Jan Day Gravel
Although I grew up in the Presbyterian Church and knew of Lent, it was not a season for spiritual practice I fully understood or stepped into. Often, I would attempt to sacrifice something—chocolate or wine were the usual items—only to experience a lapse which then ended the discipline for that time.
This year I shifted to a spiritual practice that I began with a very different commitment. In January, a business colleague gave me a belated Christmas gift, a book from an author he knew personally. When I opened it, I expected to see the latest leadership book that he found particularly insightful. Instead, I received the unexpected: The Source of Miracles – 7 Steps to Transforming Your Life Through the Lord’s Prayer by Kathleen McGowan. His gift came to me as I was still processing the recent political events, so I took it with me as I left town to visit friends during Inauguration week.
McGowan makes the connection of the elements of the Lord’s Prayer to the labyrinth and its central rose of six petals, which was new to me. After extensive research, she believes the secret of the rose is the perfect correlation to the Lord’s Prayer. Each petal represents a different teaching within the prayer. Therefore, the rose is a symbol of the perfect spiritual practice as left to us by Jesus. The steps are:

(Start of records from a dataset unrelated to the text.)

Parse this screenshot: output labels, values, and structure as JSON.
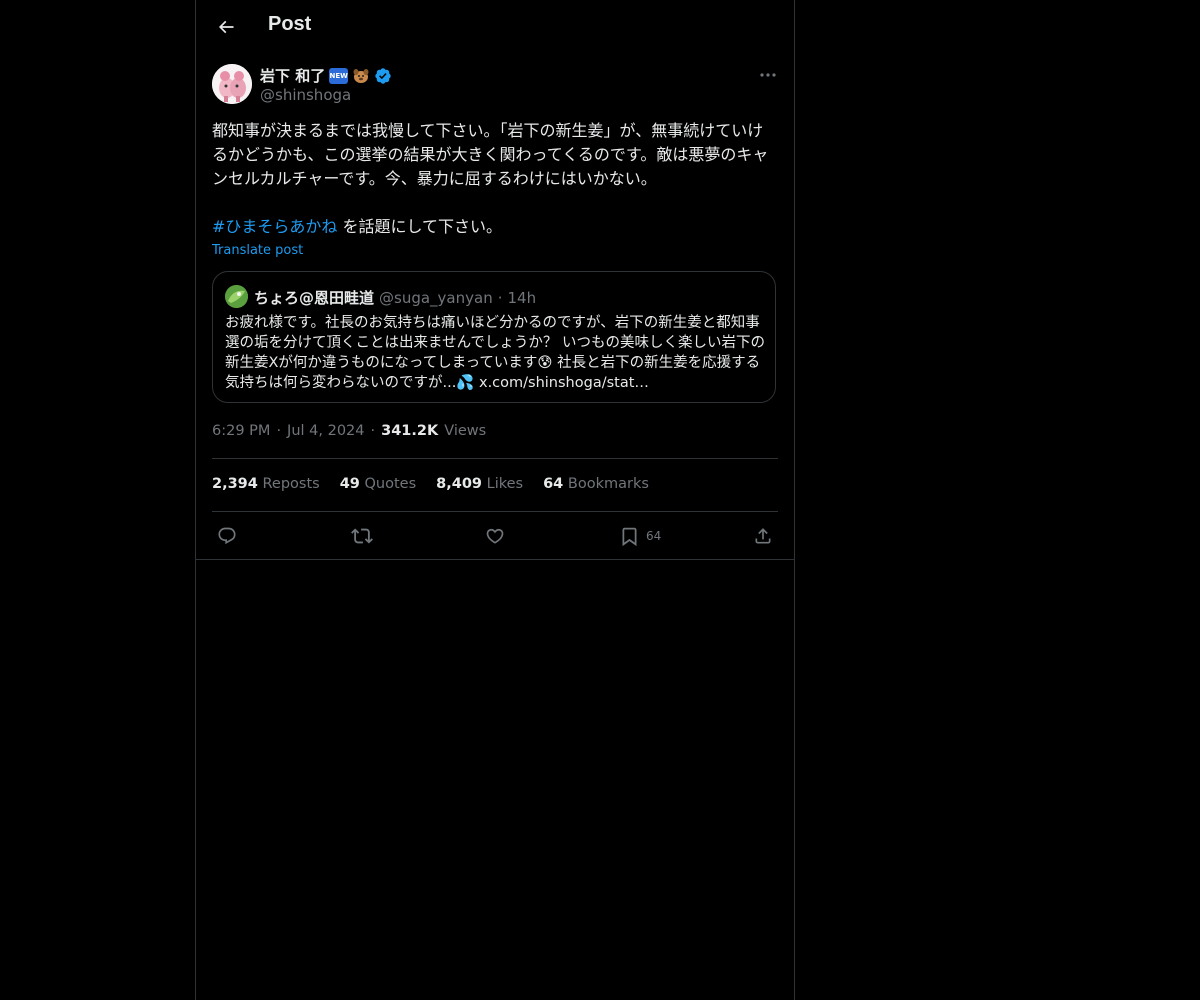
{
  "header": {
    "title": "Post"
  },
  "author": {
    "name": "岩下 和了",
    "badge_new": "NEW",
    "handle": "@shinshoga"
  },
  "post": {
    "text_main": "都知事が決まるまでは我慢して下さい。「岩下の新生姜」が、無事続けていけるかどうかも、この選挙の結果が大きく関わってくるのです。敵は悪夢のキャンセルカルチャーです。今、暴力に屈するわけにはいかない。\n\n",
    "hashtag": "#ひまそらあかね",
    "text_after_hashtag": " を話題にして下さい。",
    "translate_label": "Translate post"
  },
  "quote": {
    "name": "ちょろ@恩田畦道",
    "handle": "@suga_yanyan",
    "dot": "·",
    "time": "14h",
    "text": "お疲れ様です。社長のお気持ちは痛いほど分かるのですが、岩下の新生姜と都知事選の垢を分けて頂くことは出来ませんでしょうか？ いつもの美味しく楽しい岩下の新生姜Xが何か違うものになってしまっています😰 社長と岩下の新生姜を応援する気持ちは何ら変わらないのですが...💦 x.com/shinshoga/stat…"
  },
  "meta": {
    "time": "6:29 PM",
    "dot": "·",
    "date": "Jul 4, 2024",
    "views_count": "341.2K",
    "views_label": "Views"
  },
  "stats": {
    "reposts_count": "2,394",
    "reposts_label": "Reposts",
    "quotes_count": "49",
    "quotes_label": "Quotes",
    "likes_count": "8,409",
    "likes_label": "Likes",
    "bookmarks_count": "64",
    "bookmarks_label": "Bookmarks"
  },
  "actions": {
    "bookmark_count": "64"
  },
  "colors": {
    "accent": "#1d9bf0",
    "verified": "#1d9bf0",
    "muted": "#71767b",
    "border": "#2f3336"
  }
}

- Forgiveness and
And at the center of the rose we find LOVE.
I have recited the Lord’s Prayer so often I realized it was by rote and done without thinking about the words. Since January, I have recited the prayer twice a day with an intentional focus on each petal, guided by the exercises in her book, and have continued my practice into Lent. I particularly focus on the third petal of Service and the exercise of Prayer as an act of service to pray for five people every day and a topic of world crisis that I am moved by and can pray for with passion, such as famine in Africa, the Syrian refugees, or for our world leaders to find compassion in their hearts.